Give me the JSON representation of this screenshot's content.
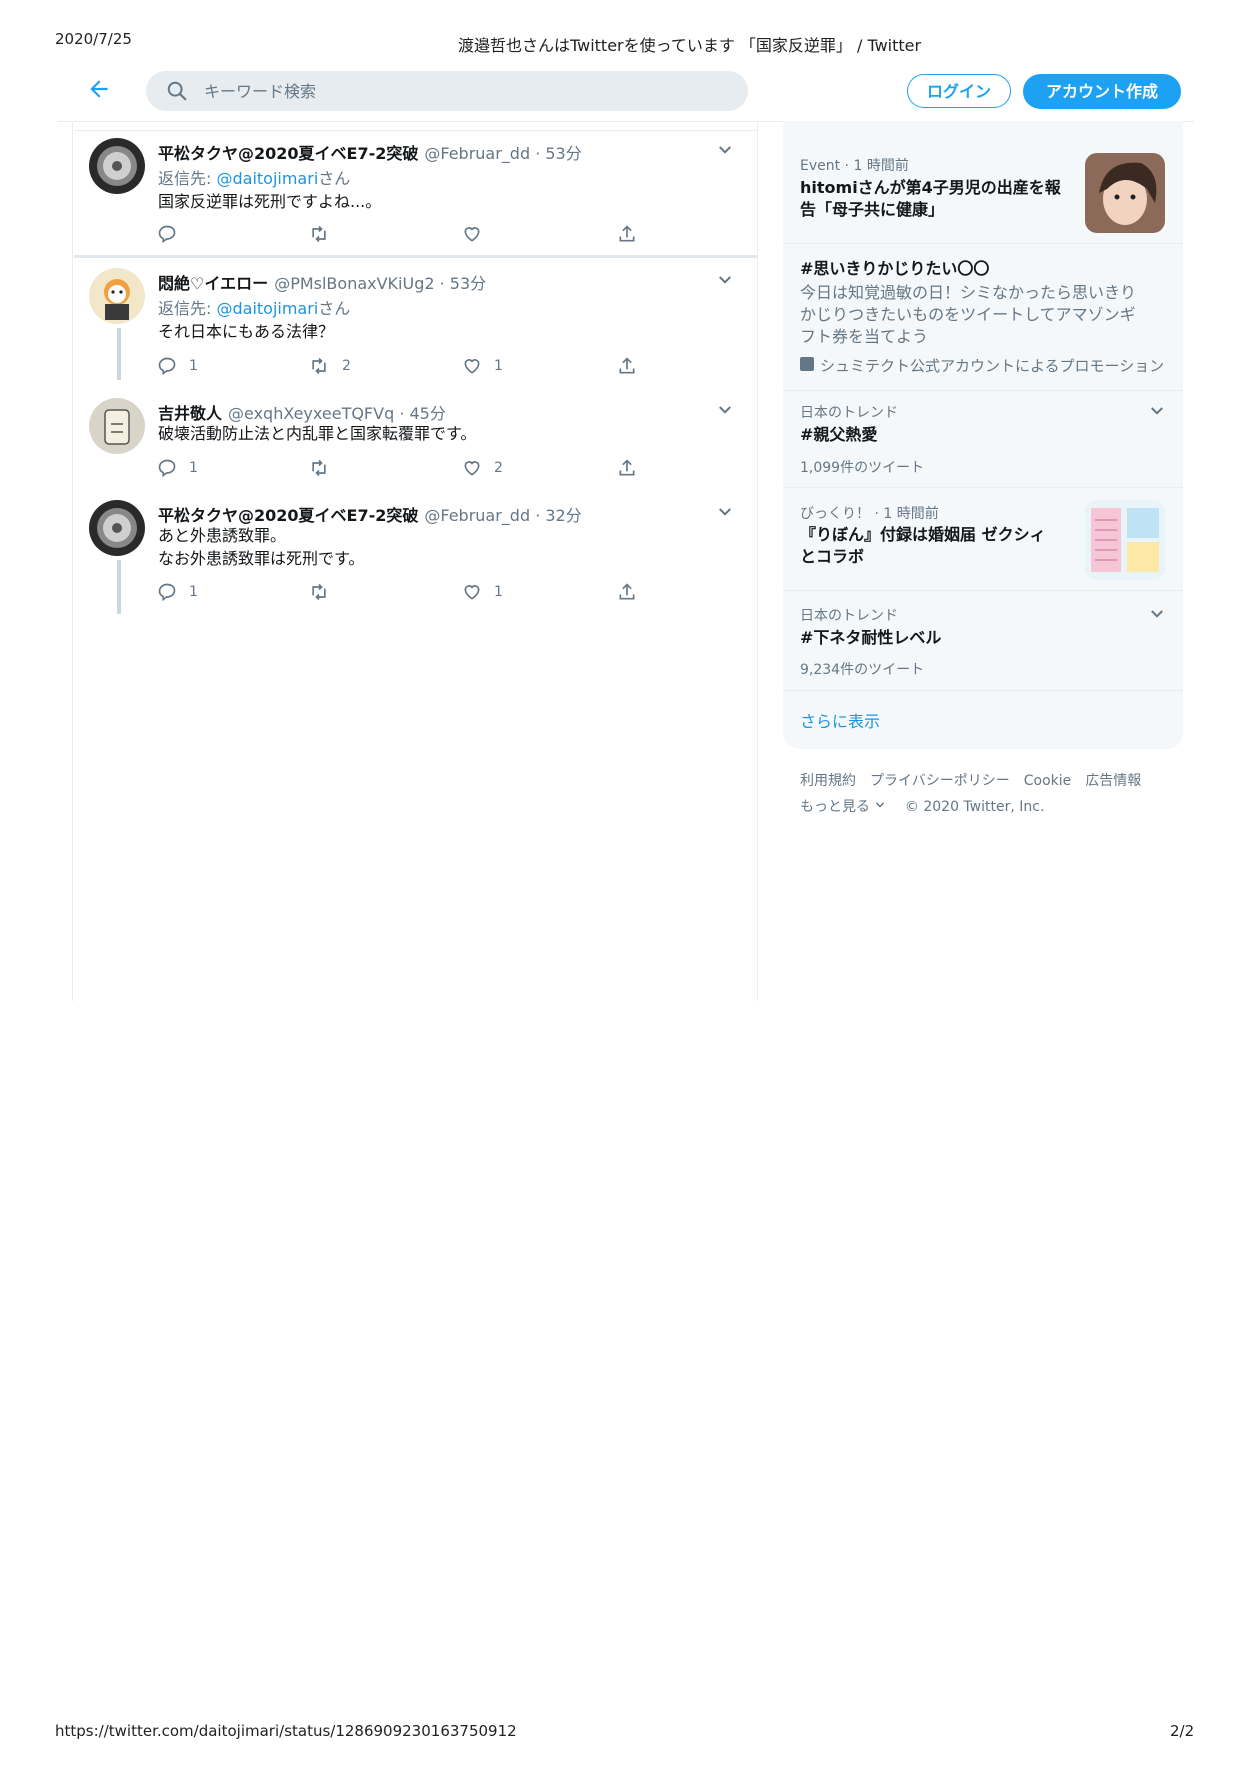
{
  "print": {
    "date": "2020/7/25",
    "title": "渡邉哲也さんはTwitterを使っています 「国家反逆罪」 / Twitter",
    "url": "https://twitter.com/daitojimari/status/1286909230163750912",
    "page": "2/2"
  },
  "header": {
    "search_placeholder": "キーワード検索",
    "login_label": "ログイン",
    "signup_label": "アカウント作成"
  },
  "tweets": [
    {
      "name": "平松タクヤ@2020夏イベE7-2突破",
      "meta": "@Februar_dd · 53分",
      "reply_prefix": "返信先: ",
      "reply_mention": "@daitojimari",
      "reply_suffix": "さん",
      "text": "国家反逆罪は死刑ですよね...。",
      "reply_count": "",
      "retweet_count": "",
      "like_count": ""
    },
    {
      "name": "悶絶♡イエロー",
      "meta": "@PMslBonaxVKiUg2 · 53分",
      "reply_prefix": "返信先: ",
      "reply_mention": "@daitojimari",
      "reply_suffix": "さん",
      "text": "それ日本にもある法律？",
      "reply_count": "1",
      "retweet_count": "2",
      "like_count": "1"
    },
    {
      "name": "吉井敬人",
      "meta": "@exqhXeyxeeTQFVq · 45分",
      "text": "破壊活動防止法と内乱罪と国家転覆罪です。",
      "reply_count": "1",
      "retweet_count": "",
      "like_count": "2"
    },
    {
      "name": "平松タクヤ@2020夏イベE7-2突破",
      "meta": "@Februar_dd · 32分",
      "text_line1": "あと外患誘致罪。",
      "text_line2": "なお外患誘致罪は死刑です。",
      "reply_count": "1",
      "retweet_count": "",
      "like_count": "1"
    }
  ],
  "sidebar": {
    "trends": [
      {
        "context": "Event · 1 時間前",
        "title_line1": "hitomiさんが第4子男児の出産を報",
        "title_line2": "告「母子共に健康」"
      },
      {
        "title": "#思いきりかじりたい〇〇",
        "body_line1": "今日は知覚過敏の日！シミなかったら思いきり",
        "body_line2": "かじりつきたいものをツイートしてアマゾンギ",
        "body_line3": "フト券を当てよう",
        "promo": "シュミテクト公式アカウントによるプロモーション"
      },
      {
        "context": "日本のトレンド",
        "title": "#親父熱愛",
        "count": "1,099件のツイート"
      },
      {
        "context": "びっくり！ · 1 時間前",
        "title_line1": "『りぼん』付録は婚姻届 ゼクシィ",
        "title_line2": "とコラボ"
      },
      {
        "context": "日本のトレンド",
        "title": "#下ネタ耐性レベル",
        "count": "9,234件のツイート"
      }
    ],
    "show_more": "さらに表示"
  },
  "footer": {
    "links": [
      "利用規約",
      "プライバシーポリシー",
      "Cookie",
      "広告情報"
    ],
    "more": "もっと見る",
    "copyright": "© 2020 Twitter, Inc."
  },
  "colors": {
    "accent": "#1da1f2",
    "link": "#1b95e0",
    "secondary_text": "#657786",
    "panel_bg": "#f5f8fa"
  }
}
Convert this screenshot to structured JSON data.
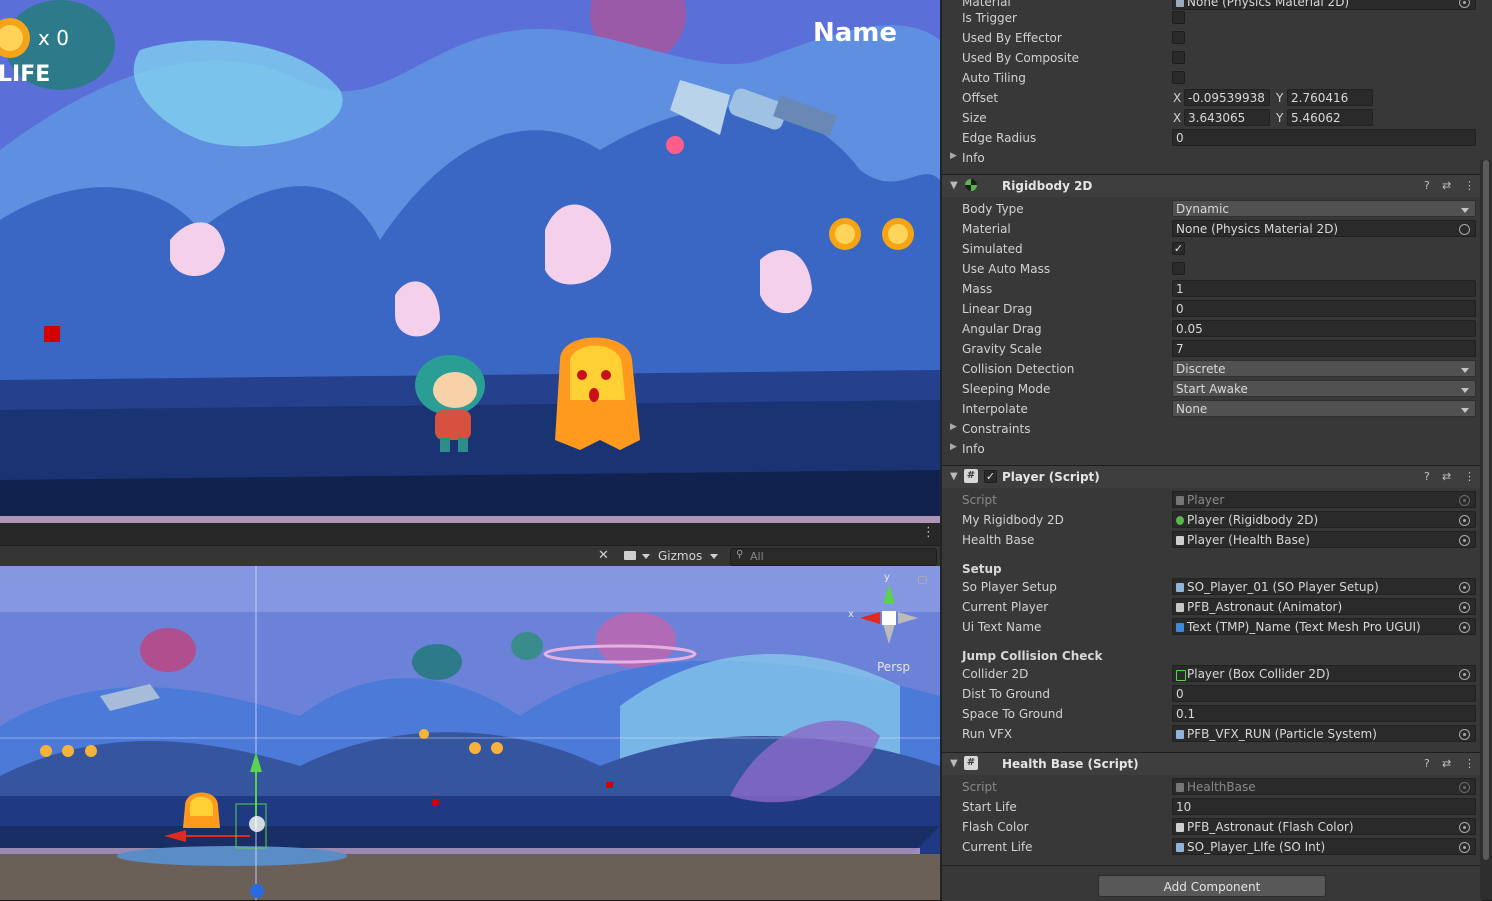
{
  "game_view": {
    "coin_count": "x 0",
    "life_label": "LIFE",
    "player_name": "Name"
  },
  "scene_toolbar": {
    "gizmos_label": "Gizmos",
    "search_placeholder": "All",
    "persp_label": "Persp",
    "axis_y": "y",
    "axis_x": "x"
  },
  "inspector": {
    "top_rows": [
      {
        "label": "Material",
        "value": "None (Physics Material 2D)"
      },
      {
        "label": "Is Trigger"
      },
      {
        "label": "Used By Effector"
      },
      {
        "label": "Used By Composite"
      },
      {
        "label": "Auto Tiling"
      }
    ],
    "offset": {
      "label": "Offset",
      "x": "-0.09539938",
      "y": "2.760416"
    },
    "size": {
      "label": "Size",
      "x": "3.643065",
      "y": "5.46062"
    },
    "edge_radius": {
      "label": "Edge Radius",
      "value": "0"
    },
    "info_label": "Info",
    "x_label": "X",
    "y_label": "Y",
    "rigidbody": {
      "title": "Rigidbody 2D",
      "body_type": {
        "label": "Body Type",
        "value": "Dynamic"
      },
      "material": {
        "label": "Material",
        "value": "None (Physics Material 2D)"
      },
      "simulated": {
        "label": "Simulated",
        "checked": "✓"
      },
      "use_auto_mass": {
        "label": "Use Auto Mass"
      },
      "mass": {
        "label": "Mass",
        "value": "1"
      },
      "linear_drag": {
        "label": "Linear Drag",
        "value": "0"
      },
      "angular_drag": {
        "label": "Angular Drag",
        "value": "0.05"
      },
      "gravity_scale": {
        "label": "Gravity Scale",
        "value": "7"
      },
      "collision_detection": {
        "label": "Collision Detection",
        "value": "Discrete"
      },
      "sleeping_mode": {
        "label": "Sleeping Mode",
        "value": "Start Awake"
      },
      "interpolate": {
        "label": "Interpolate",
        "value": "None"
      },
      "constraints": "Constraints",
      "info": "Info"
    },
    "player_script": {
      "title": "Player (Script)",
      "script": {
        "label": "Script",
        "value": "Player"
      },
      "my_rigidbody": {
        "label": "My Rigidbody 2D",
        "value": "Player (Rigidbody 2D)"
      },
      "health_base": {
        "label": "Health Base",
        "value": "Player (Health Base)"
      },
      "setup_header": "Setup",
      "so_player_setup": {
        "label": "So Player Setup",
        "value": "SO_Player_01 (SO Player Setup)"
      },
      "current_player": {
        "label": "Current Player",
        "value": "PFB_Astronaut (Animator)"
      },
      "ui_text_name": {
        "label": "Ui Text Name",
        "value": "Text (TMP)_Name (Text Mesh Pro UGUI)"
      },
      "jump_header": "Jump Collision Check",
      "collider": {
        "label": "Collider 2D",
        "value": "Player (Box Collider 2D)"
      },
      "dist_to_ground": {
        "label": "Dist To Ground",
        "value": "0"
      },
      "space_to_ground": {
        "label": "Space To Ground",
        "value": "0.1"
      },
      "run_vfx": {
        "label": "Run VFX",
        "value": "PFB_VFX_RUN (Particle System)"
      }
    },
    "health_script": {
      "title": "Health Base (Script)",
      "script": {
        "label": "Script",
        "value": "HealthBase"
      },
      "start_life": {
        "label": "Start Life",
        "value": "10"
      },
      "flash_color": {
        "label": "Flash Color",
        "value": "PFB_Astronaut (Flash Color)"
      },
      "current_life": {
        "label": "Current Life",
        "value": "SO_Player_LIfe (SO Int)"
      }
    },
    "add_component": "Add Component"
  }
}
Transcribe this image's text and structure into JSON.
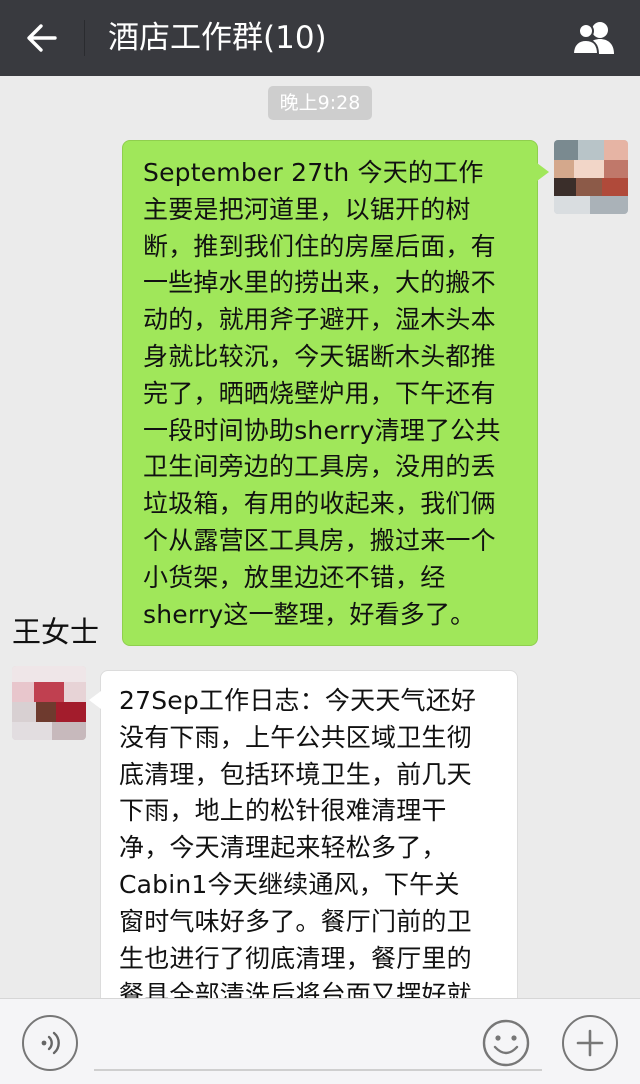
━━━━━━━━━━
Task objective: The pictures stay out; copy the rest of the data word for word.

Response to the task:
Give me the JSON representation of this screenshot's content.
{
  "print": {
    "date": "2020/7/25",
    "title": "渡邉哲也さんはTwitterを使っています 「国家反逆罪」 / Twitter",
    "url": "https://twitter.com/daitojimari/status/1286909230163750912",
    "page": "2/2"
  },
  "header": {
    "search_placeholder": "キーワード検索",
    "login_label": "ログイン",
    "signup_label": "アカウント作成"
  },
  "tweets": [
    {
      "name": "平松タクヤ@2020夏イベE7-2突破",
      "meta": "@Februar_dd · 53分",
      "reply_prefix": "返信先: ",
      "reply_mention": "@daitojimari",
      "reply_suffix": "さん",
      "text": "国家反逆罪は死刑ですよね...。",
      "reply_count": "",
      "retweet_count": "",
      "like_count": ""
    },
    {
      "name": "悶絶♡イエロー",
      "meta": "@PMslBonaxVKiUg2 · 53分",
      "reply_prefix": "返信先: ",
      "reply_mention": "@daitojimari",
      "reply_suffix": "さん",
      "text": "それ日本にもある法律？",
      "reply_count": "1",
      "retweet_count": "2",
      "like_count": "1"
    },
    {
      "name": "吉井敬人",
      "meta": "@exqhXeyxeeTQFVq · 45分",
      "text": "破壊活動防止法と内乱罪と国家転覆罪です。",
      "reply_count": "1",
      "retweet_count": "",
      "like_count": "2"
    },
    {
      "name": "平松タクヤ@2020夏イベE7-2突破",
      "meta": "@Februar_dd · 32分",
      "text_line1": "あと外患誘致罪。",
      "text_line2": "なお外患誘致罪は死刑です。",
      "reply_count": "1",
      "retweet_count": "",
      "like_count": "1"
    }
  ],
  "sidebar": {
    "trends": [
      {
        "context": "Event · 1 時間前",
        "title_line1": "hitomiさんが第4子男児の出産を報",
        "title_line2": "告「母子共に健康」"
      },
      {
        "title": "#思いきりかじりたい〇〇",
        "body_line1": "今日は知覚過敏の日！シミなかったら思いきり",
        "body_line2": "かじりつきたいものをツイートしてアマゾンギ",
        "body_line3": "フト券を当てよう",
        "promo": "シュミテクト公式アカウントによるプロモーション"
      },
      {
        "context": "日本のトレンド",
        "title": "#親父熱愛",
        "count": "1,099件のツイート"
      },
      {
        "context": "びっくり！ · 1 時間前",
        "title_line1": "『りぼん』付録は婚姻届 ゼクシィ",
        "title_line2": "とコラボ"
      },
      {
        "context": "日本のトレンド",
        "title": "#下ネタ耐性レベル",
        "count": "9,234件のツイート"
      }
    ],
    "show_more": "さらに表示"
  },
  "footer": {
    "links": [
      "利用規約",
      "プライバシーポリシー",
      "Cookie",
      "広告情報"
    ],
    "more": "もっと見る",
    "copyright": "© 2020 Twitter, Inc."
  },
  "colors": {
    "accent": "#1da1f2",
    "link": "#1b95e0",
    "secondary_text": "#657786",
    "panel_bg": "#f5f8fa"
  }
}
Convert this screenshot to structured JSON data.
{
  "game_view": {
    "coin_count": "x 0",
    "life_label": "LIFE",
    "player_name": "Name"
  },
  "scene_toolbar": {
    "gizmos_label": "Gizmos",
    "search_placeholder": "All",
    "persp_label": "Persp",
    "axis_y": "y",
    "axis_x": "x"
  },
  "inspector": {
    "top_rows": [
      {
        "label": "Material",
        "value": "None (Physics Material 2D)"
      },
      {
        "label": "Is Trigger"
      },
      {
        "label": "Used By Effector"
      },
      {
        "label": "Used By Composite"
      },
      {
        "label": "Auto Tiling"
      }
    ],
    "offset": {
      "label": "Offset",
      "x": "-0.09539938",
      "y": "2.760416"
    },
    "size": {
      "label": "Size",
      "x": "3.643065",
      "y": "5.46062"
    },
    "edge_radius": {
      "label": "Edge Radius",
      "value": "0"
    },
    "info_label": "Info",
    "x_label": "X",
    "y_label": "Y",
    "rigidbody": {
      "title": "Rigidbody 2D",
      "body_type": {
        "label": "Body Type",
        "value": "Dynamic"
      },
      "material": {
        "label": "Material",
        "value": "None (Physics Material 2D)"
      },
      "simulated": {
        "label": "Simulated",
        "checked": "✓"
      },
      "use_auto_mass": {
        "label": "Use Auto Mass"
      },
      "mass": {
        "label": "Mass",
        "value": "1"
      },
      "linear_drag": {
        "label": "Linear Drag",
        "value": "0"
      },
      "angular_drag": {
        "label": "Angular Drag",
        "value": "0.05"
      },
      "gravity_scale": {
        "label": "Gravity Scale",
        "value": "7"
      },
      "collision_detection": {
        "label": "Collision Detection",
        "value": "Discrete"
      },
      "sleeping_mode": {
        "label": "Sleeping Mode",
        "value": "Start Awake"
      },
      "interpolate": {
        "label": "Interpolate",
        "value": "None"
      },
      "constraints": "Constraints",
      "info": "Info"
    },
    "player_script": {
      "title": "Player (Script)",
      "script": {
        "label": "Script",
        "value": "Player"
      },
      "my_rigidbody": {
        "label": "My Rigidbody 2D",
        "value": "Player (Rigidbody 2D)"
      },
      "health_base": {
        "label": "Health Base",
        "value": "Player (Health Base)"
      },
      "setup_header": "Setup",
      "so_player_setup": {
        "label": "So Player Setup",
        "value": "SO_Player_01 (SO Player Setup)"
      },
      "current_player": {
        "label": "Current Player",
        "value": "PFB_Astronaut (Animator)"
      },
      "ui_text_name": {
        "label": "Ui Text Name",
        "value": "Text (TMP)_Name (Text Mesh Pro UGUI)"
      },
      "jump_header": "Jump Collision Check",
      "collider": {
        "label": "Collider 2D",
        "value": "Player (Box Collider 2D)"
      },
      "dist_to_ground": {
        "label": "Dist To Ground",
        "value": "0"
      },
      "space_to_ground": {
        "label": "Space To Ground",
        "value": "0.1"
      },
      "run_vfx": {
        "label": "Run VFX",
        "value": "PFB_VFX_RUN (Particle System)"
      }
    },
    "health_script": {
      "title": "Health Base (Script)",
      "script": {
        "label": "Script",
        "value": "HealthBase"
      },
      "start_life": {
        "label": "Start Life",
        "value": "10"
      },
      "flash_color": {
        "label": "Flash Color",
        "value": "PFB_Astronaut (Flash Color)"
      },
      "current_life": {
        "label": "Current Life",
        "value": "SO_Player_LIfe (SO Int)"
      }
    },
    "add_component": "Add Component"
  }
}
Transcribe this image's text and structure into JSON.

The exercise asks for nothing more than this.